WHAT TO WORK ON
Identify every line in the records below that contains the word "Realtime", and reproduce each one.

GIVEN INFORMATION
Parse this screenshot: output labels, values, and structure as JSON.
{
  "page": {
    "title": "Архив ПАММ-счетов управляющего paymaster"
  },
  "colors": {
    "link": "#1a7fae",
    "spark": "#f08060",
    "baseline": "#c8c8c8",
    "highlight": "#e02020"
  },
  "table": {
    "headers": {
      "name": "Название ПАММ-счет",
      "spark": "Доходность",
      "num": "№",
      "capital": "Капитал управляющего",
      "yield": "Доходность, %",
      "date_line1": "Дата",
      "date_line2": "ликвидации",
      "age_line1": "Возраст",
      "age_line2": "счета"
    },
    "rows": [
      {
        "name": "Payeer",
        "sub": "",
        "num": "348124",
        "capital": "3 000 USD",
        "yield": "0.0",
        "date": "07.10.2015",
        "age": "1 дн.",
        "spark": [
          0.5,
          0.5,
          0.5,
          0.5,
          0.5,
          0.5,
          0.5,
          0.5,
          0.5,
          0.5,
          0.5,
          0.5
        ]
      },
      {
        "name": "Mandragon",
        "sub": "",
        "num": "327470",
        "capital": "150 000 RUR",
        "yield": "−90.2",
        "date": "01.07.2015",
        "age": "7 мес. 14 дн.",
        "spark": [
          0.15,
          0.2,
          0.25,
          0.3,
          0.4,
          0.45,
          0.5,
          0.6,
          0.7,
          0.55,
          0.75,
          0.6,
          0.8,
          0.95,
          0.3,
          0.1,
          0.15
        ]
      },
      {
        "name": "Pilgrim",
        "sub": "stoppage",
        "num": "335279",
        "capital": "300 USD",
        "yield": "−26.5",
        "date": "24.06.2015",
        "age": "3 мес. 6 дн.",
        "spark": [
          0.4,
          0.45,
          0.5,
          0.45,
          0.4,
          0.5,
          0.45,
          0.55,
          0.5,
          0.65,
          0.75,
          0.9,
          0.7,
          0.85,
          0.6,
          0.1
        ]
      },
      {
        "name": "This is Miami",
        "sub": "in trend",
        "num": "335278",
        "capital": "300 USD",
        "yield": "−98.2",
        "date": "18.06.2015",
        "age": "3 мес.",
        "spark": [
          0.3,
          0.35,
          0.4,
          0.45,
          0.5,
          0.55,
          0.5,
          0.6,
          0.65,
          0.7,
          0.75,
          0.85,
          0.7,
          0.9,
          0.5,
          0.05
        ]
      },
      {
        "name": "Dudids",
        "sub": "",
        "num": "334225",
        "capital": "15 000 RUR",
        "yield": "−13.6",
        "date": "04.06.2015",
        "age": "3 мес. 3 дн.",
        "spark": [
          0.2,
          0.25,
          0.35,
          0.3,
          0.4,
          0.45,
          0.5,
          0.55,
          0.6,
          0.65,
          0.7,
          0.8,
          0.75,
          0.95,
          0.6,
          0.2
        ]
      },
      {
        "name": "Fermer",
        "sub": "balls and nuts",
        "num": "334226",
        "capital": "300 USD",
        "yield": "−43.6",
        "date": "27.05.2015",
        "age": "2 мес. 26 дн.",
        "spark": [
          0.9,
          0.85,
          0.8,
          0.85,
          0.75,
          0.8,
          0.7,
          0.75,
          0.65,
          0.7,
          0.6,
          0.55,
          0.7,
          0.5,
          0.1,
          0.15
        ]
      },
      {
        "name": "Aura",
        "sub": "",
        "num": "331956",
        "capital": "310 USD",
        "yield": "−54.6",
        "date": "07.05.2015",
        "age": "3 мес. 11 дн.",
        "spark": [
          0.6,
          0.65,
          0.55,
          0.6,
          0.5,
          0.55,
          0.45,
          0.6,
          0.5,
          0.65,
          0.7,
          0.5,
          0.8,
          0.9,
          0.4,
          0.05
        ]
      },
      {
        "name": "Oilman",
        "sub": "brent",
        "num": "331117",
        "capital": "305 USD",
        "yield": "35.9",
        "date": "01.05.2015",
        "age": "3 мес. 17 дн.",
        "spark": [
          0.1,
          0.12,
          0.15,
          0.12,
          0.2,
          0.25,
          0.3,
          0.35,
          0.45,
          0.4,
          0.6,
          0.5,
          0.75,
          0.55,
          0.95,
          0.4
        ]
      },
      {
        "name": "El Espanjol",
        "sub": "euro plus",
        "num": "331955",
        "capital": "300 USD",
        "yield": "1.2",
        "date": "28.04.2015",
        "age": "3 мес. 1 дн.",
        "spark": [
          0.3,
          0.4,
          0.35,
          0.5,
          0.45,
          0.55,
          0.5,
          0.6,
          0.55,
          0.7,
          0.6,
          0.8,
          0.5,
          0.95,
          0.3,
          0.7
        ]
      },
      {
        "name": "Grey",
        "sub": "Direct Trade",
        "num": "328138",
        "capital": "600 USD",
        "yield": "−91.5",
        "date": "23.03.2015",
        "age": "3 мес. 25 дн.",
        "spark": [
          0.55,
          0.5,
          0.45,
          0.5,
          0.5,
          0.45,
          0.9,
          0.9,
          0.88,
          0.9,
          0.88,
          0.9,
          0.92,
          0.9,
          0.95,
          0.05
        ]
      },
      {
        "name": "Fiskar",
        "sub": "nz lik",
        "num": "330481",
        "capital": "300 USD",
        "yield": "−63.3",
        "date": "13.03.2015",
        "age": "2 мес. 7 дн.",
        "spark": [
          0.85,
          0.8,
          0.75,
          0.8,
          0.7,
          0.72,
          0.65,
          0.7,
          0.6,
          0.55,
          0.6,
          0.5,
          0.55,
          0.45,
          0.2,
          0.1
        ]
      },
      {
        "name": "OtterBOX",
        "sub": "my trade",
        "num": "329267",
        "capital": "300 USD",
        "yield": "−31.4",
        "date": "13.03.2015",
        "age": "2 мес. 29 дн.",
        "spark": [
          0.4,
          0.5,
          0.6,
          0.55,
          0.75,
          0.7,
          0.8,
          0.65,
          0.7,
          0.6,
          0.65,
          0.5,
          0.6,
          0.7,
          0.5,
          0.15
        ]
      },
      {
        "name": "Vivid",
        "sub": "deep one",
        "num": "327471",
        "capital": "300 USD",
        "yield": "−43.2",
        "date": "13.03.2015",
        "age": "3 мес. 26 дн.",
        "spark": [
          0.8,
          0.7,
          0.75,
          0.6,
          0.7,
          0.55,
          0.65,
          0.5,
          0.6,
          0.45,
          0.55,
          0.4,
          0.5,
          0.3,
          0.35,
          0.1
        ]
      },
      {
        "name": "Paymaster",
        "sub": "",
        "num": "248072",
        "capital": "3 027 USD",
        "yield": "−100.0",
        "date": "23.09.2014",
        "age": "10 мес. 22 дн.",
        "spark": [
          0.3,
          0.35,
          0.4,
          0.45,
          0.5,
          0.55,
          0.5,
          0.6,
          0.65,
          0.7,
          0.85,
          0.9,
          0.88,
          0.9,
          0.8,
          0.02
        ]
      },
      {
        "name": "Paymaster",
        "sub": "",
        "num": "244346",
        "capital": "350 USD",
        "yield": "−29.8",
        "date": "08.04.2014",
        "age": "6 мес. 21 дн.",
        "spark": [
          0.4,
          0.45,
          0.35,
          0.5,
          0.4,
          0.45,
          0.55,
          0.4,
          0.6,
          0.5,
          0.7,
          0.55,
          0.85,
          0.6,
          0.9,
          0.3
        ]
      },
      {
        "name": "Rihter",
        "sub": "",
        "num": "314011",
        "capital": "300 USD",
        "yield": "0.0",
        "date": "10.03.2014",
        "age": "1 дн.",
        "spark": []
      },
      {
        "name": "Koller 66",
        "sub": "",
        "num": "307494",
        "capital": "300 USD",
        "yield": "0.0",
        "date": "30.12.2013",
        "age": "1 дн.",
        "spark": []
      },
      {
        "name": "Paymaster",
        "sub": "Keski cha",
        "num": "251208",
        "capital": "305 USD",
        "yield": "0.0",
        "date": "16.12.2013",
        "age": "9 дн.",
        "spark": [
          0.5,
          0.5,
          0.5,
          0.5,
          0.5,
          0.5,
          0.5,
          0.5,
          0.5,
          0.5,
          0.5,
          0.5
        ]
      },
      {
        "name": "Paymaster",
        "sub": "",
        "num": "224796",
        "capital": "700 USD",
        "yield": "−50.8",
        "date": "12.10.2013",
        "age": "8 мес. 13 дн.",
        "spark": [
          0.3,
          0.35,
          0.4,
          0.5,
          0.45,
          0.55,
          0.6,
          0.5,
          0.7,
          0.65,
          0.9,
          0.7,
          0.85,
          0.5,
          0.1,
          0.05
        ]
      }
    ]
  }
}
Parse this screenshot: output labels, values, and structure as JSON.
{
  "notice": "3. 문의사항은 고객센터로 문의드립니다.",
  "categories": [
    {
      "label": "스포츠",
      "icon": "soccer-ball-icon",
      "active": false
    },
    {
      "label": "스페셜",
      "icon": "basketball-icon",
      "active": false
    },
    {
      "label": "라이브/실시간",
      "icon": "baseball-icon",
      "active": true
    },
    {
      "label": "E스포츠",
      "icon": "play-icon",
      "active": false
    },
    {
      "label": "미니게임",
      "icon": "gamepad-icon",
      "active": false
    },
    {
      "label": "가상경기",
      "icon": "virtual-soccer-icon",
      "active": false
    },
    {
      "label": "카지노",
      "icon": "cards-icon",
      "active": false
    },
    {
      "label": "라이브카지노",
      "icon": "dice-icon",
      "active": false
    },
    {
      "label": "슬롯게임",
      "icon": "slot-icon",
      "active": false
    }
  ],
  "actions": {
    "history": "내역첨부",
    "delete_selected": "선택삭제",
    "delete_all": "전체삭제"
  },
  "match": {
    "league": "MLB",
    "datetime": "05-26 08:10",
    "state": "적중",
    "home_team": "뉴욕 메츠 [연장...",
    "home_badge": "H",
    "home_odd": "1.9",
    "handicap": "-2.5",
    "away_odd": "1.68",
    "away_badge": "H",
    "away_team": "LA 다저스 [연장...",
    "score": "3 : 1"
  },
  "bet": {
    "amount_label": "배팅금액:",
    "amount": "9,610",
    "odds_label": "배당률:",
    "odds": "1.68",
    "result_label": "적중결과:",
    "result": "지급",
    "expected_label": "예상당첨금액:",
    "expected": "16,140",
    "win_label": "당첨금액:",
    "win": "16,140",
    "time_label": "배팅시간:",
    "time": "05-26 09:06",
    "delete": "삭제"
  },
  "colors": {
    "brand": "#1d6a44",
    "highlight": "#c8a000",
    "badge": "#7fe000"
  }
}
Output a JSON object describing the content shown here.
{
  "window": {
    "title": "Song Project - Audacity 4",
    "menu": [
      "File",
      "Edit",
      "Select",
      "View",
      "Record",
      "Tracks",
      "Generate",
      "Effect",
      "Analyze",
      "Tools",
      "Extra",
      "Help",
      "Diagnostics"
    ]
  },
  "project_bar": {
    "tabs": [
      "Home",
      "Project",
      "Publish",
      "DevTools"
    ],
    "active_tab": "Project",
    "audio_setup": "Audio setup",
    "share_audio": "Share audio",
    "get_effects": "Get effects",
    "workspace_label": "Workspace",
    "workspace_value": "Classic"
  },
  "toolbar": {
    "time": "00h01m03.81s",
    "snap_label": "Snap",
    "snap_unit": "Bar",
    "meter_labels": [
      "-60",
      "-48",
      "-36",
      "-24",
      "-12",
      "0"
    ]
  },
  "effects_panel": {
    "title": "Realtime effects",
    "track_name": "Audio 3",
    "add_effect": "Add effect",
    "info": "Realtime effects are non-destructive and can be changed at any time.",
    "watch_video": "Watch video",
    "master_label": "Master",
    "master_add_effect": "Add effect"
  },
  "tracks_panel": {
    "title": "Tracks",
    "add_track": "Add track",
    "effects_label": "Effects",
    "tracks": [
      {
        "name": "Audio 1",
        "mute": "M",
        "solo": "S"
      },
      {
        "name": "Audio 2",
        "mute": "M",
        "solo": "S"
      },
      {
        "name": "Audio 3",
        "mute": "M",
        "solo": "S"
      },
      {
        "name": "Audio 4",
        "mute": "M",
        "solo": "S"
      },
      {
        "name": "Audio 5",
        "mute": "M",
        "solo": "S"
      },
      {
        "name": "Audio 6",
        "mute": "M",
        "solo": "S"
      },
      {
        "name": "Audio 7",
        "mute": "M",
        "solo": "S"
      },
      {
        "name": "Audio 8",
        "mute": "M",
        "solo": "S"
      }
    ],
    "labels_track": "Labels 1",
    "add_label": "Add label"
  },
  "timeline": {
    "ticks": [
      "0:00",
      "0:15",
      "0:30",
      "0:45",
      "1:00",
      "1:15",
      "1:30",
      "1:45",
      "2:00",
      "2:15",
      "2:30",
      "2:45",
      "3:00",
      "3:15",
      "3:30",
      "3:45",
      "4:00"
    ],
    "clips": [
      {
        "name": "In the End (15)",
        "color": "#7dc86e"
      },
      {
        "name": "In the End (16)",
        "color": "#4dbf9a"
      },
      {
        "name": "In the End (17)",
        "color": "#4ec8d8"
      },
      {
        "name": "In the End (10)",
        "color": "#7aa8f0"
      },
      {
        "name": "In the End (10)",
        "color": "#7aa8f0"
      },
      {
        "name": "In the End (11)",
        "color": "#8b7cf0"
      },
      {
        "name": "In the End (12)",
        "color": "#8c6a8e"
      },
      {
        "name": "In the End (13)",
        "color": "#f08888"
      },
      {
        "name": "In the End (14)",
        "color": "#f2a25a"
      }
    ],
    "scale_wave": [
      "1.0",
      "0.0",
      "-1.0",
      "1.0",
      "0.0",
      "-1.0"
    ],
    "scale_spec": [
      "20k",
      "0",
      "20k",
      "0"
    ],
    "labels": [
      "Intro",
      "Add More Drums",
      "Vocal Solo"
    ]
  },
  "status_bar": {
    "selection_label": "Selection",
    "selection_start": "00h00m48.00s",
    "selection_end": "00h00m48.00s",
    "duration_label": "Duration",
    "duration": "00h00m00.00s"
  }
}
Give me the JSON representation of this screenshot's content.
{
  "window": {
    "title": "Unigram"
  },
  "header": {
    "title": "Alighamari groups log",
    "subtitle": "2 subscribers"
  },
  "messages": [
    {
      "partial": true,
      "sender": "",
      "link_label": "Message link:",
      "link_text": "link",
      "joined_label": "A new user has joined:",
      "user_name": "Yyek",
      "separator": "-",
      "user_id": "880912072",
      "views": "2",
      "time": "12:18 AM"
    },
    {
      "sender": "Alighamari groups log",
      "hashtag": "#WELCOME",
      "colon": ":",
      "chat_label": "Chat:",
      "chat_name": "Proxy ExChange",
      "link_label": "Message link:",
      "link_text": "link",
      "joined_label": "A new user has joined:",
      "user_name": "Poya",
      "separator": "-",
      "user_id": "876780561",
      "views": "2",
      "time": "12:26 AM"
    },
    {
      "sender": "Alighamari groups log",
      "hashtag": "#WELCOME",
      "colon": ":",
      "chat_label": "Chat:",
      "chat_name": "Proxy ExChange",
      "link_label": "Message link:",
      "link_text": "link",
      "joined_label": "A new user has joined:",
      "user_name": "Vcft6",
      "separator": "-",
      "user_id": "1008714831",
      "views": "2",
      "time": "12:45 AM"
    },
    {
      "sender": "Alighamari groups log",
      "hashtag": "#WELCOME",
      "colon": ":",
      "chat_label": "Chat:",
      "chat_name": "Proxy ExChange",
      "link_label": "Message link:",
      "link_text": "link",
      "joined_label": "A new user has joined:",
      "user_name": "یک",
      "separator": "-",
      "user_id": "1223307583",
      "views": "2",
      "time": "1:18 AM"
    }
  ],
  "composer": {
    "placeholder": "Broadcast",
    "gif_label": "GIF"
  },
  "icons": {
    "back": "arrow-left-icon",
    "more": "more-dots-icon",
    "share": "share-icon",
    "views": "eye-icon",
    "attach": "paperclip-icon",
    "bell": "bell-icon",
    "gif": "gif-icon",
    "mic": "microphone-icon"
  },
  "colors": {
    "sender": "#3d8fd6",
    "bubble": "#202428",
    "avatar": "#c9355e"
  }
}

ANSWER FOR THIS EXERCISE
    "title": "Realtime effects",
    "info": "Realtime effects are non-destructive and can be changed at any time.",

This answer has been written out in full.